Memories of the very few times his emotions had betrayed his quiet control shredded the heart shroud to bits. The strongest was when they had become pregnant. He not only enthusiastically yelled, he danced a circle around her. Then he picked her up and swung her around.
“I’m sorry,” she stammered, feeling the love that had been wrapped up for days. “I let my own grief blind me to yours. I don’t know how you’ve put up with me this long.”
She opened her arms to him. He took the invitation and completely closed the distance between them.
He whispered into her hair, “it’s alright. I love you, always have, always will. Even when my mother told me you were wrong, I knew you were right.”
She pulled back enough to see his sparkling hazel eyes. “I remembered the last verse of the song that was just on the radio. ’Every now and then I know you’ll always be the only boy who wanted me the way that I am.’1 I never wanted to forget that. But I think all the thoughts of giving you the large family you grew up in and being the perfect mom you grew up with pushed it out.”

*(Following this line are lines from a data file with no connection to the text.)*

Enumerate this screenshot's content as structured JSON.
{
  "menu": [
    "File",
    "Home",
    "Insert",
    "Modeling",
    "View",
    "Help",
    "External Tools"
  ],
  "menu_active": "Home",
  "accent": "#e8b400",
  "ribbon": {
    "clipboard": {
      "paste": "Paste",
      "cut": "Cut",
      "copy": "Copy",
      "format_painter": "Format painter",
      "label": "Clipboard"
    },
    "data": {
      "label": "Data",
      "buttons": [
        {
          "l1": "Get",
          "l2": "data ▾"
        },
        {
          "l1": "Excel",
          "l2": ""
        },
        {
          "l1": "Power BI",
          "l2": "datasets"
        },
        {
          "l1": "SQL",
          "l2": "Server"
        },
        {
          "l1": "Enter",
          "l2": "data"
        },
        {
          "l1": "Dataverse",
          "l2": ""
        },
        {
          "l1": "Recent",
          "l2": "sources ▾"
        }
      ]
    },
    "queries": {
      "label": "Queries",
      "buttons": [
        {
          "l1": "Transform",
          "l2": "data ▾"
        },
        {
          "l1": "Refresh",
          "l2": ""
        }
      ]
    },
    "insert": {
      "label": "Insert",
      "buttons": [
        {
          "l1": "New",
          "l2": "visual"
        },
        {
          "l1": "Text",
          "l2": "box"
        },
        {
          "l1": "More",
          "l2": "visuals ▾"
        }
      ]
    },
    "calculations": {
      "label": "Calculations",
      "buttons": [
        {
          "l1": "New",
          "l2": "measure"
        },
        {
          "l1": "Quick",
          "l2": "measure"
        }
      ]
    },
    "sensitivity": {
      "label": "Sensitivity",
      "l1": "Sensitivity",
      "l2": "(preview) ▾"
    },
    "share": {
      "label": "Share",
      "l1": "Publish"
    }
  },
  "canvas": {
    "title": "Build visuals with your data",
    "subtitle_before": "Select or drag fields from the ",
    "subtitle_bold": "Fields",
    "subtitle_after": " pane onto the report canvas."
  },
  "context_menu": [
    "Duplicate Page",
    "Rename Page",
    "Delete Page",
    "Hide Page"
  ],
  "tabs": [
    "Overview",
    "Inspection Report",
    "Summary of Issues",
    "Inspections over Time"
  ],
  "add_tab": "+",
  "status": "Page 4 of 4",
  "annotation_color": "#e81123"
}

He gently twisted a lock of her hair. “My mom is not at all perfect. ‘Bout time I acted like I knew that. And you and I are a large enough family. We’ll always have our little girl if we always keep each other.
“Tell you what,” he released her and took the rattle. “Let’s put this on the mantle, in front of our family picture. Then when we see it, we will always remember.”
As they left the kitchen, hand in hand, the last part of the song played in her mind. Turn around. Every now and then I know there’s no one in the universe as magical and wondrous as you. — And I need you now tonight — and if you’ll only hold me tight we’ll be holding on forever. – Forever’s gonna start tonight.1
- “Total Eclipse of the Heart” Copyright 1982, 1983. Lost Boys Music, Administered by Edward B. Marks Music Co.